What to Do: 5 Tips for Traffic Accidents
Published Tuesday, December 22, 2015
Updated Thursday, January 21, 2016
In 2008, the latest year
for which full traffic accident statistics are
available, there were nearly 6 million automobile accidents reported in the
United States. Unfortunately, many of us experience a traffic accident at some
point in our life, whether large or small.
You do have automobile insurance, don't you? If you are unlucky enough to be
involved in a car accident, even if it is not your fault, the other driver, or
even multiple drivers, any passengers you may have, as well as the police in
most states, will all be interested in whether you are carrying insurance.
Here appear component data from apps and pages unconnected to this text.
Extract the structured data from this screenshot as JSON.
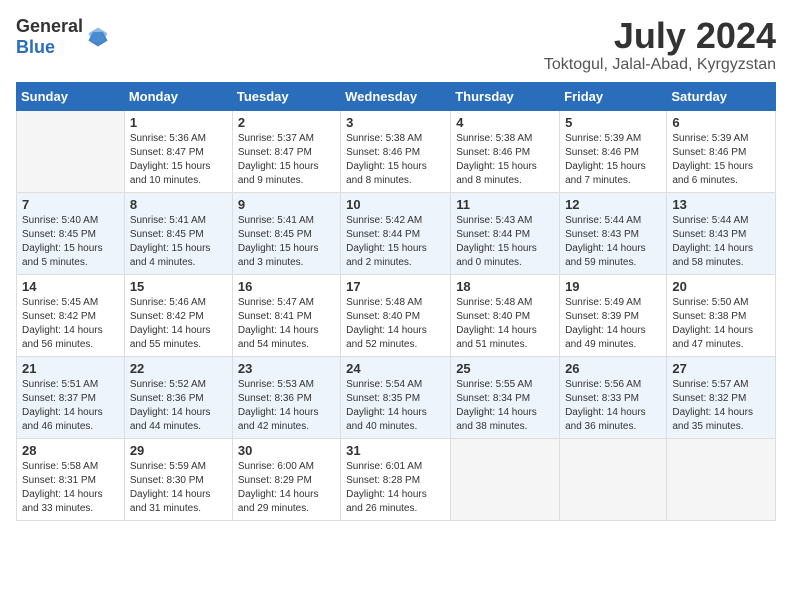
{
  "header": {
    "logo_general": "General",
    "logo_blue": "Blue",
    "month": "July 2024",
    "location": "Toktogul, Jalal-Abad, Kyrgyzstan"
  },
  "weekdays": [
    "Sunday",
    "Monday",
    "Tuesday",
    "Wednesday",
    "Thursday",
    "Friday",
    "Saturday"
  ],
  "weeks": [
    [
      {
        "day": "",
        "sunrise": "",
        "sunset": "",
        "daylight": "",
        "empty": true
      },
      {
        "day": "1",
        "sunrise": "Sunrise: 5:36 AM",
        "sunset": "Sunset: 8:47 PM",
        "daylight": "Daylight: 15 hours and 10 minutes."
      },
      {
        "day": "2",
        "sunrise": "Sunrise: 5:37 AM",
        "sunset": "Sunset: 8:47 PM",
        "daylight": "Daylight: 15 hours and 9 minutes."
      },
      {
        "day": "3",
        "sunrise": "Sunrise: 5:38 AM",
        "sunset": "Sunset: 8:46 PM",
        "daylight": "Daylight: 15 hours and 8 minutes."
      },
      {
        "day": "4",
        "sunrise": "Sunrise: 5:38 AM",
        "sunset": "Sunset: 8:46 PM",
        "daylight": "Daylight: 15 hours and 8 minutes."
      },
      {
        "day": "5",
        "sunrise": "Sunrise: 5:39 AM",
        "sunset": "Sunset: 8:46 PM",
        "daylight": "Daylight: 15 hours and 7 minutes."
      },
      {
        "day": "6",
        "sunrise": "Sunrise: 5:39 AM",
        "sunset": "Sunset: 8:46 PM",
        "daylight": "Daylight: 15 hours and 6 minutes."
      }
    ],
    [
      {
        "day": "7",
        "sunrise": "Sunrise: 5:40 AM",
        "sunset": "Sunset: 8:45 PM",
        "daylight": "Daylight: 15 hours and 5 minutes."
      },
      {
        "day": "8",
        "sunrise": "Sunrise: 5:41 AM",
        "sunset": "Sunset: 8:45 PM",
        "daylight": "Daylight: 15 hours and 4 minutes."
      },
      {
        "day": "9",
        "sunrise": "Sunrise: 5:41 AM",
        "sunset": "Sunset: 8:45 PM",
        "daylight": "Daylight: 15 hours and 3 minutes."
      },
      {
        "day": "10",
        "sunrise": "Sunrise: 5:42 AM",
        "sunset": "Sunset: 8:44 PM",
        "daylight": "Daylight: 15 hours and 2 minutes."
      },
      {
        "day": "11",
        "sunrise": "Sunrise: 5:43 AM",
        "sunset": "Sunset: 8:44 PM",
        "daylight": "Daylight: 15 hours and 0 minutes."
      },
      {
        "day": "12",
        "sunrise": "Sunrise: 5:44 AM",
        "sunset": "Sunset: 8:43 PM",
        "daylight": "Daylight: 14 hours and 59 minutes."
      },
      {
        "day": "13",
        "sunrise": "Sunrise: 5:44 AM",
        "sunset": "Sunset: 8:43 PM",
        "daylight": "Daylight: 14 hours and 58 minutes."
      }
    ],
    [
      {
        "day": "14",
        "sunrise": "Sunrise: 5:45 AM",
        "sunset": "Sunset: 8:42 PM",
        "daylight": "Daylight: 14 hours and 56 minutes."
      },
      {
        "day": "15",
        "sunrise": "Sunrise: 5:46 AM",
        "sunset": "Sunset: 8:42 PM",
        "daylight": "Daylight: 14 hours and 55 minutes."
      },
      {
        "day": "16",
        "sunrise": "Sunrise: 5:47 AM",
        "sunset": "Sunset: 8:41 PM",
        "daylight": "Daylight: 14 hours and 54 minutes."
      },
      {
        "day": "17",
        "sunrise": "Sunrise: 5:48 AM",
        "sunset": "Sunset: 8:40 PM",
        "daylight": "Daylight: 14 hours and 52 minutes."
      },
      {
        "day": "18",
        "sunrise": "Sunrise: 5:48 AM",
        "sunset": "Sunset: 8:40 PM",
        "daylight": "Daylight: 14 hours and 51 minutes."
      },
      {
        "day": "19",
        "sunrise": "Sunrise: 5:49 AM",
        "sunset": "Sunset: 8:39 PM",
        "daylight": "Daylight: 14 hours and 49 minutes."
      },
      {
        "day": "20",
        "sunrise": "Sunrise: 5:50 AM",
        "sunset": "Sunset: 8:38 PM",
        "daylight": "Daylight: 14 hours and 47 minutes."
      }
    ],
    [
      {
        "day": "21",
        "sunrise": "Sunrise: 5:51 AM",
        "sunset": "Sunset: 8:37 PM",
        "daylight": "Daylight: 14 hours and 46 minutes."
      },
      {
        "day": "22",
        "sunrise": "Sunrise: 5:52 AM",
        "sunset": "Sunset: 8:36 PM",
        "daylight": "Daylight: 14 hours and 44 minutes."
      },
      {
        "day": "23",
        "sunrise": "Sunrise: 5:53 AM",
        "sunset": "Sunset: 8:36 PM",
        "daylight": "Daylight: 14 hours and 42 minutes."
      },
      {
        "day": "24",
        "sunrise": "Sunrise: 5:54 AM",
        "sunset": "Sunset: 8:35 PM",
        "daylight": "Daylight: 14 hours and 40 minutes."
      },
      {
        "day": "25",
        "sunrise": "Sunrise: 5:55 AM",
        "sunset": "Sunset: 8:34 PM",
        "daylight": "Daylight: 14 hours and 38 minutes."
      },
      {
        "day": "26",
        "sunrise": "Sunrise: 5:56 AM",
        "sunset": "Sunset: 8:33 PM",
        "daylight": "Daylight: 14 hours and 36 minutes."
      },
      {
        "day": "27",
        "sunrise": "Sunrise: 5:57 AM",
        "sunset": "Sunset: 8:32 PM",
        "daylight": "Daylight: 14 hours and 35 minutes."
      }
    ],
    [
      {
        "day": "28",
        "sunrise": "Sunrise: 5:58 AM",
        "sunset": "Sunset: 8:31 PM",
        "daylight": "Daylight: 14 hours and 33 minutes."
      },
      {
        "day": "29",
        "sunrise": "Sunrise: 5:59 AM",
        "sunset": "Sunset: 8:30 PM",
        "daylight": "Daylight: 14 hours and 31 minutes."
      },
      {
        "day": "30",
        "sunrise": "Sunrise: 6:00 AM",
        "sunset": "Sunset: 8:29 PM",
        "daylight": "Daylight: 14 hours and 29 minutes."
      },
      {
        "day": "31",
        "sunrise": "Sunrise: 6:01 AM",
        "sunset": "Sunset: 8:28 PM",
        "daylight": "Daylight: 14 hours and 26 minutes."
      },
      {
        "day": "",
        "sunrise": "",
        "sunset": "",
        "daylight": "",
        "empty": true
      },
      {
        "day": "",
        "sunrise": "",
        "sunset": "",
        "daylight": "",
        "empty": true
      },
      {
        "day": "",
        "sunrise": "",
        "sunset": "",
        "daylight": "",
        "empty": true
      }
    ]
  ]
}
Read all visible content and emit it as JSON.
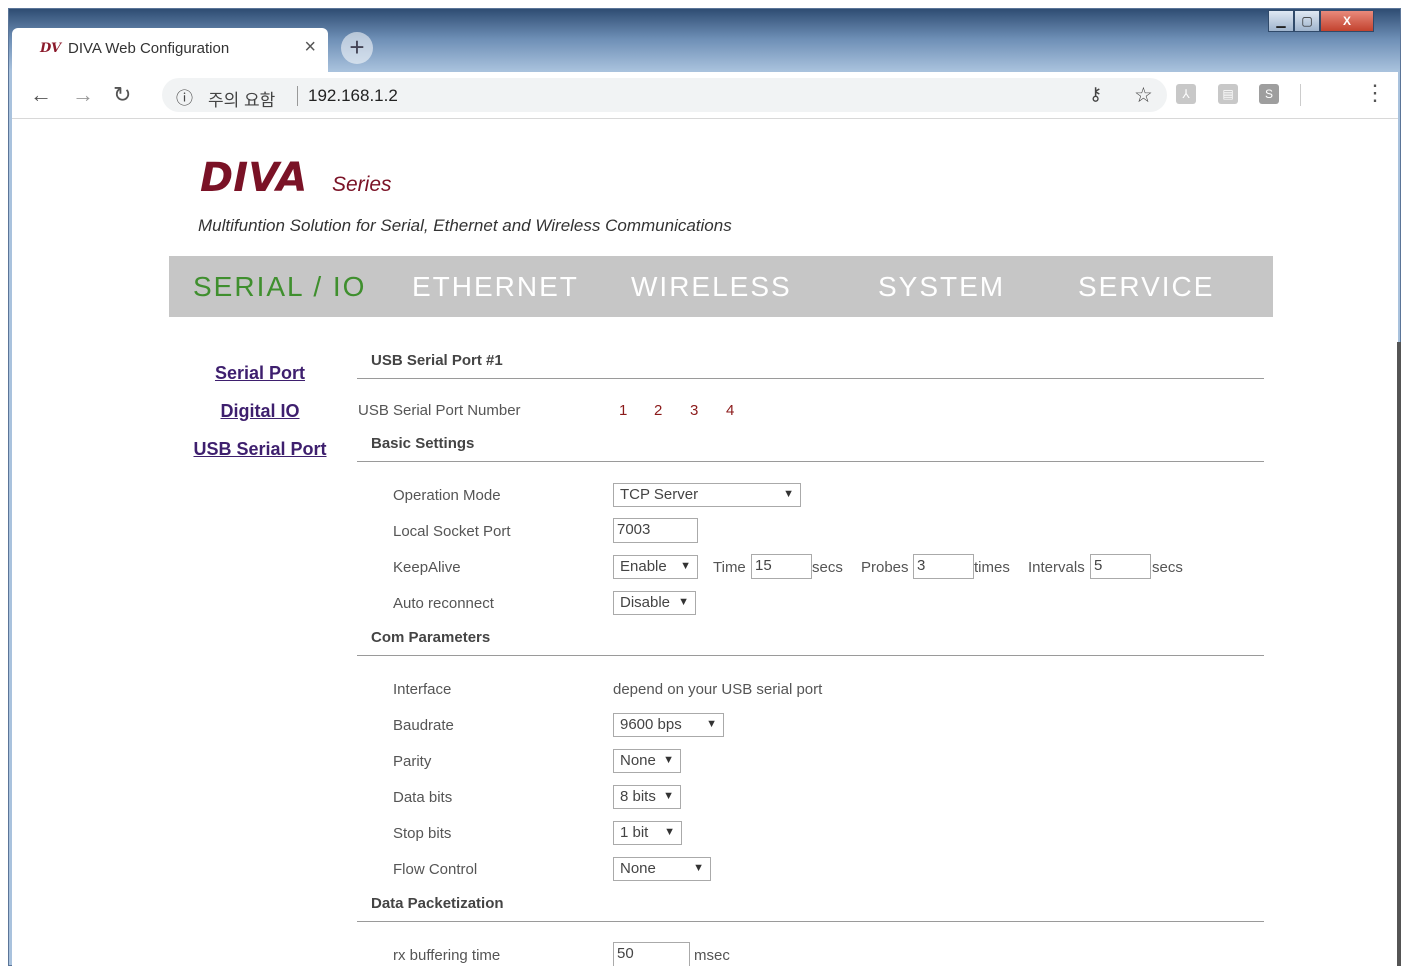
{
  "browser": {
    "tab_title": "DIVA Web Configuration",
    "tab_favicon": "DV",
    "tab_close": "×",
    "new_tab": "+",
    "security_label": "주의 요함",
    "url": "192.168.1.2",
    "window_buttons": [
      "▁",
      "▢",
      "X"
    ]
  },
  "header": {
    "logo": "DIVA",
    "logo_sub": "Series",
    "tagline": "Multifuntion Solution for Serial, Ethernet and Wireless Communications"
  },
  "mainnav": {
    "items": [
      "SERIAL / IO",
      "ETHERNET",
      "WIRELESS",
      "SYSTEM",
      "SERVICE"
    ],
    "active": "SERIAL / IO",
    "active_color": "#3f8f2e"
  },
  "sidebar": {
    "links": [
      "Serial Port",
      "Digital IO",
      "USB Serial Port"
    ]
  },
  "content": {
    "title": "USB Serial Port #1",
    "port_number_label": "USB Serial Port Number",
    "port_numbers": [
      "1",
      "2",
      "3",
      "4"
    ],
    "basic": {
      "title": "Basic Settings",
      "operation_mode_label": "Operation Mode",
      "operation_mode": "TCP Server",
      "local_socket_port_label": "Local Socket Port",
      "local_socket_port": "7003",
      "keepalive_label": "KeepAlive",
      "keepalive": "Enable",
      "time_label": "Time",
      "time_value": "15",
      "secs_label": "secs",
      "probes_label": "Probes",
      "probes_value": "3",
      "times_label": "times",
      "intervals_label": "Intervals",
      "intervals_value": "5",
      "auto_reconnect_label": "Auto reconnect",
      "auto_reconnect": "Disable"
    },
    "com": {
      "title": "Com Parameters",
      "interface_label": "Interface",
      "interface_value": "depend on your USB serial port",
      "baudrate_label": "Baudrate",
      "baudrate": "9600 bps",
      "parity_label": "Parity",
      "parity": "None",
      "data_bits_label": "Data bits",
      "data_bits": "8 bits",
      "stop_bits_label": "Stop bits",
      "stop_bits": "1 bit",
      "flow_control_label": "Flow Control",
      "flow_control": "None"
    },
    "packet": {
      "title": "Data Packetization",
      "rx_buffering_label": "rx buffering time",
      "rx_buffering_value": "50",
      "msec_label": "msec"
    }
  }
}
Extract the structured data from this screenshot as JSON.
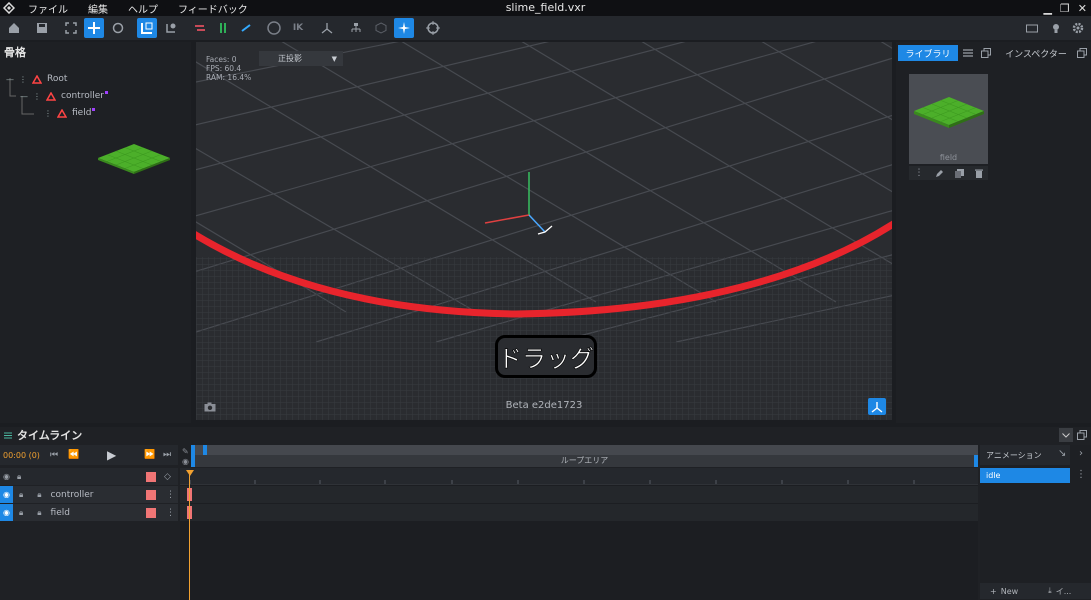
{
  "app": {
    "menu": [
      "ファイル",
      "編集",
      "ヘルプ",
      "フィードバック"
    ],
    "file_title": "slime_field.vxr"
  },
  "left_panel": {
    "title": "骨格",
    "tree": [
      {
        "label": "Root",
        "depth": 0
      },
      {
        "label": "controller",
        "depth": 1
      },
      {
        "label": "field",
        "depth": 2
      }
    ]
  },
  "viewport": {
    "stats": [
      "Faces: 0",
      "FPS: 60.4",
      "RAM: 16.4%"
    ],
    "projection": "正投影",
    "version": "Beta e2de1723",
    "annotation": "ドラッグ",
    "accent": "#e8242c"
  },
  "right_panel": {
    "tab_library": "ライブラリ",
    "tab_inspector": "インスペクター",
    "asset_name": "field"
  },
  "timeline": {
    "title": "タイムライン",
    "time": "00:00 (0)",
    "loop_label": "ループエリア",
    "tracks": [
      "controller",
      "field"
    ],
    "animation_header": "アニメーション",
    "animations": [
      "idle"
    ],
    "new_label": "New",
    "import_label": "イ..."
  },
  "colors": {
    "accent": "#1e88e5",
    "keyframe": "#f07575",
    "playhead": "#f0a030"
  }
}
Presuming you have current auto insurance, here are five tips for dealing with a
- Be prepared. Do you have an
insurance card and identification in your vehicle? Do you have any road
flares for a night time accident? Do you have some paper and something to
write with in your car? You should also consider carrying a disposable
film camera, or an old digital camera and separate fresh batteries in your
glove compartment in order to take pictures. Your cell phone may become
lost or damaged in the accident.
- Be safe. Remain at the
scene and stay calm. If you can, get your vehicle safely over to the
shoulder of the road. Immediately turn off your vehicle and take a moment
to assess yourself. Are you injured? If so, try to determine the extent of
your injuries. Are you angry? This may seem silly, but it’s vital to not
get out of the car until you can talk politely with any other people
involved in the accident. Do not admit fault for the accident even if you
feel responsible for it.
Do this with every driver. Get their names, phone numbers, addresses,
the names of their insurance companies, and their policy numbers. Take
down the make, model and color of every vehicle involved. Get the license
plate numbers. Take note of any passengers or witnesses present.
- Photograph. Take pictures
and visually document all of the damage to both yourself and to your
vehicle. If you can, photograph all of the other cars and people involved
- Report the
or the other driver may want to involve your insurance companies, but most
states require you to report any automobile accident that exceeds a few
hundred dollars in damage. Reporting the accident will also help your
insurance company in dealing with the aftermath of the accident.
collisions are troublesome and can take a very large chunk out of your bank
account if not properly prepared. Use these tips to help ensure that if you are
involved in an accident, everything is well documented and safe.